On August 30, 2010, John T. Williams, a Native American woodcarver [Ditidaht First Nation, Vancouver Island, BC.] was walking across the street carrying his carving knife and a small piece of wood when he was shot four times by Officer Ian Birk of the Seattle Police Department.
Police say Officer Ian D. Birk' yelled three times for him to drop a knife and Williams did not. William's was deaf in his left ear.
John T. Williams died. The shooting was ruled "unjustified" by the police department's Firearms Review Board.
King County prosecutors have decided not to file criminal charges against Seattle police Officer Ian Birk in the fatal shooting of woodcarver John T. Williams.

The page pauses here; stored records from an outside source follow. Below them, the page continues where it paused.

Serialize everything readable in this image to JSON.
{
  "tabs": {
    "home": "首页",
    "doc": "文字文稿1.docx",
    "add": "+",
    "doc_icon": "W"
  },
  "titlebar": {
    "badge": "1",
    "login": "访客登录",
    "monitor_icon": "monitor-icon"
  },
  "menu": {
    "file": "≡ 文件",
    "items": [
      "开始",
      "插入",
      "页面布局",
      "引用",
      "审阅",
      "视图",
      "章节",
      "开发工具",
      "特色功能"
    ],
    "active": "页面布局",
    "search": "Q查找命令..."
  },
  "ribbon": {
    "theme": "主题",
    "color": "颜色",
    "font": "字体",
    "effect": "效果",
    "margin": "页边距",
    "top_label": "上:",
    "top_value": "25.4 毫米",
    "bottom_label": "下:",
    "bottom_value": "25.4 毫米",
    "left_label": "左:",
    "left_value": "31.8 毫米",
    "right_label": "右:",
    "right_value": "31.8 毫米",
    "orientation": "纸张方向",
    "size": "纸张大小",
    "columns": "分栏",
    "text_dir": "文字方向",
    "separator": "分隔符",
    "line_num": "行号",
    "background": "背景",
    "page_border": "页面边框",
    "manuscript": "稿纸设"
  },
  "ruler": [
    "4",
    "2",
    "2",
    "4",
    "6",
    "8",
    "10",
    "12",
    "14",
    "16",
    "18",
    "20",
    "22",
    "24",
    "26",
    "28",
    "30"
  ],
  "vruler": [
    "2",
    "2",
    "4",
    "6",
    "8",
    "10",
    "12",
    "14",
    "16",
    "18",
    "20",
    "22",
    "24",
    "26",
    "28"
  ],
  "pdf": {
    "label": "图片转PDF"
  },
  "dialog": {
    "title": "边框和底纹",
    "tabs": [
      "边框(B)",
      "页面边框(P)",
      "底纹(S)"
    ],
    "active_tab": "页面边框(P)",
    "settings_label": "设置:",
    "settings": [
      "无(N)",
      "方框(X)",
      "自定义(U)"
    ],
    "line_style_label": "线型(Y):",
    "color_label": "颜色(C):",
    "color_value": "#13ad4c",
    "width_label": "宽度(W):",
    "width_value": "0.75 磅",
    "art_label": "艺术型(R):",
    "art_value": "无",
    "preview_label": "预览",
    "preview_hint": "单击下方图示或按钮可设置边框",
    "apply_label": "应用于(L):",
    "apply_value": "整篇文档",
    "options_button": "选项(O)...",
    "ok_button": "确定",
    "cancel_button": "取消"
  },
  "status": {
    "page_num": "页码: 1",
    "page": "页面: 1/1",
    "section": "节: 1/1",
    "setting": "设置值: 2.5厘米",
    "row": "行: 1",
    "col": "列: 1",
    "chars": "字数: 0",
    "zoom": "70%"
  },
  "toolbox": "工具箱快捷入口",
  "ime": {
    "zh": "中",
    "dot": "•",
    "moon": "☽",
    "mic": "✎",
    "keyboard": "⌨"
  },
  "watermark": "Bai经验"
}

This needs to stop! This is the reason I stand with the people protesting. This type of behavior cannot continue to be swept under the rug.

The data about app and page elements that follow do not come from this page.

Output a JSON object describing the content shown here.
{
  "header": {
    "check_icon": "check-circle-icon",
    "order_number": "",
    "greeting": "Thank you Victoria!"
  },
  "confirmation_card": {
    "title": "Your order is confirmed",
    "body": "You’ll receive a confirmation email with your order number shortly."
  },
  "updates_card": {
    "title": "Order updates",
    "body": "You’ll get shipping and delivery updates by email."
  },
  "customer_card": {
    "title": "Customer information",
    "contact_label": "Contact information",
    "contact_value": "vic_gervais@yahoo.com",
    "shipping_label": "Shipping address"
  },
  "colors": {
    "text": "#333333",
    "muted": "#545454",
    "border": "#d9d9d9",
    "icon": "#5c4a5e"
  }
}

UBCIC “shares the disbelief, disgust and deep disappointment of the Williams family, the Ditidaht First Nation and the Nuu-chah-nulth Tribal Council. When an indigenous person dies at the hands of a police officer, it does not matter what jurisdiction it happens in, the officer is not held to account to the same degree as any other member of the general public.”
"These young officers are a re-lection of modern-day policing where funding for pre-screening and training are growing scarce at a time when more veteran officers are retiring."
"His life and death reverberate in other, less visible ways. The shooting triggered a Department of Justice investigation, resulting in the consent decree that placed SPD under federal monitoring. And in June 2020, when a police standoff with protestors for Black lives resulted in a 23-day occupation known as the Capitol Hill Organized Protest, or CHOP, leaders invited Rick Williams to participate. He carved there with one of his sons—and told protestors he was proud of them and that they should remain peaceful."